The Senate passed a bill Thursday that would give commercial space launchers more time to get licenses from the Department of Transportation and obtain insurance assistance.

Rep. Lamar Smith (R-Texas) introduced H.R. 3547, the Space Launch Liability Indemnification Extension Act, which extends through Dec. 31, 2014, the application deadline for licenses with respect to the Department of Transportation's (DOT) requirement to pay third-party claims in excess of a commercial space launcher's insurance coverage.


The bill extends the current liability scheme for commercial space launch companies, which many see as a needed step to keep these companies competitive. Under current rules, companies buy insurance to cover up to $500 million of damages to third parties due to failed space launches.

The government pays anything above that amount, up to $2.7 billion, a level that rises with inflation. After that, the company is on the hook for any damages over $2.7 billion.

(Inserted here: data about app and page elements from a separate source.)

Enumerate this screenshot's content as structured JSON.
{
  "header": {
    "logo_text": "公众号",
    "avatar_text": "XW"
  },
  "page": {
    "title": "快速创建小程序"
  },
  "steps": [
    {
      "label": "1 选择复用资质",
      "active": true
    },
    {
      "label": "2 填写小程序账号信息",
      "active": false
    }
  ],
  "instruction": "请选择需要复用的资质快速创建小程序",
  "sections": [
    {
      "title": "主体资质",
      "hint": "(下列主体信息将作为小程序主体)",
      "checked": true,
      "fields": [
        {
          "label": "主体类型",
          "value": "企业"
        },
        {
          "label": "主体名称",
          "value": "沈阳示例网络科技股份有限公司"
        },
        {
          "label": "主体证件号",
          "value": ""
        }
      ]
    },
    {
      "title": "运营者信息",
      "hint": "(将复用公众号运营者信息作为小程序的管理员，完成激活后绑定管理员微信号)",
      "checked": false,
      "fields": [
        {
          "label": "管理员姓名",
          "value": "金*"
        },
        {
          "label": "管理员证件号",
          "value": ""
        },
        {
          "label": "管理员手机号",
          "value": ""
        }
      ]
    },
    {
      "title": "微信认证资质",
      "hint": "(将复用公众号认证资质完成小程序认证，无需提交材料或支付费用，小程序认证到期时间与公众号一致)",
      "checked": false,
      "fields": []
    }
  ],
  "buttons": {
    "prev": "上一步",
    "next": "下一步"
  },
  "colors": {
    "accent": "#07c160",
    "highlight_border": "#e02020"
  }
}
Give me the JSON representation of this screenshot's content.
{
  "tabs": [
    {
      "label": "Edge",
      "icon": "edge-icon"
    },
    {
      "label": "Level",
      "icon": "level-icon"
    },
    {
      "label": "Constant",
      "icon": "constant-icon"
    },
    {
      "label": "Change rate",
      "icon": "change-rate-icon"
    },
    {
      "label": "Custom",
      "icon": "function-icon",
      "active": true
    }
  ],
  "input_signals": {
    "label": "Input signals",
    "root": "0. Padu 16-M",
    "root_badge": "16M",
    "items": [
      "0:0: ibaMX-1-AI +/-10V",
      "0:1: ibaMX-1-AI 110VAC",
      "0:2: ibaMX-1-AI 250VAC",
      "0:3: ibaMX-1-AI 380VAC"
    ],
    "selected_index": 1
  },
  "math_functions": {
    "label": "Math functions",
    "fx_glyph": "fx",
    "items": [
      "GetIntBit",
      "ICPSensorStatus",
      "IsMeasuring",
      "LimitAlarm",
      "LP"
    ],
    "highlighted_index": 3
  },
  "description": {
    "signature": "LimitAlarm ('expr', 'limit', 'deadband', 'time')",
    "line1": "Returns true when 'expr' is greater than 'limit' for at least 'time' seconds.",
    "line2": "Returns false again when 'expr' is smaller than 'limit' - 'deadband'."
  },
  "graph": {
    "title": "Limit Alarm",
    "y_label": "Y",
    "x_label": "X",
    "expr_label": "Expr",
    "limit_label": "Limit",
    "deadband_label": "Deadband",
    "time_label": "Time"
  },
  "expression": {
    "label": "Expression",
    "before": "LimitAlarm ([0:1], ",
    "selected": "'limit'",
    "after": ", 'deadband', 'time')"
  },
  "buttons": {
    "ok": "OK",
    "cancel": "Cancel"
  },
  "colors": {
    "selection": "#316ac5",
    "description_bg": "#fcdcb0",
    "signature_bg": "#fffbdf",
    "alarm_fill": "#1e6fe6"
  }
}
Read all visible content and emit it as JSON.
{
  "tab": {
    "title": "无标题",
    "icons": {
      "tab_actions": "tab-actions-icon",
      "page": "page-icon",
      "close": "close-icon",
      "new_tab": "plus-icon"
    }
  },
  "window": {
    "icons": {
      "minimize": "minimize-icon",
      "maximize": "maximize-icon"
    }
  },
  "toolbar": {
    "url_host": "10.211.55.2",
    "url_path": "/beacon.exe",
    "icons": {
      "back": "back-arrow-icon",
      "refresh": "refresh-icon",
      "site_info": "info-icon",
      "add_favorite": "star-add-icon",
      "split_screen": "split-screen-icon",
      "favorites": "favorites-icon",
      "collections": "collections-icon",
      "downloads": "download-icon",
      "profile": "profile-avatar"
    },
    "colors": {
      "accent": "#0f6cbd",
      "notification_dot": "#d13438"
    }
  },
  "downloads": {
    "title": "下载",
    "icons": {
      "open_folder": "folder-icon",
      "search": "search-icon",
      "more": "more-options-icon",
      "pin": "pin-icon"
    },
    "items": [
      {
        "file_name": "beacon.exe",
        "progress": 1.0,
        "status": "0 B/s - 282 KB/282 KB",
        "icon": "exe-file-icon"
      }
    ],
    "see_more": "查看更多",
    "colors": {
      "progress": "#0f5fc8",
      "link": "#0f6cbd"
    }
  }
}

The House passed the bill earlier this month in a 376-5 vote. Sen. Bill NelsonClarence (Bill) William NelsonEquilibrium/Sustainability — Presented by The American Petroleum Institute — Climate change turning US into coffee country Elon Musk mocks Biden for ignoring his company's historic space flight How will Biden's Afghanistan debacle impact NASA's Artemis return to the moon? MORE (D-Fla.) added an amendment, meaning the bill will head back to the House before being signed into law by President Obama.

The Senate passed the bill through a unanimous consent agreement that was requested by Nelson, a former astronaut.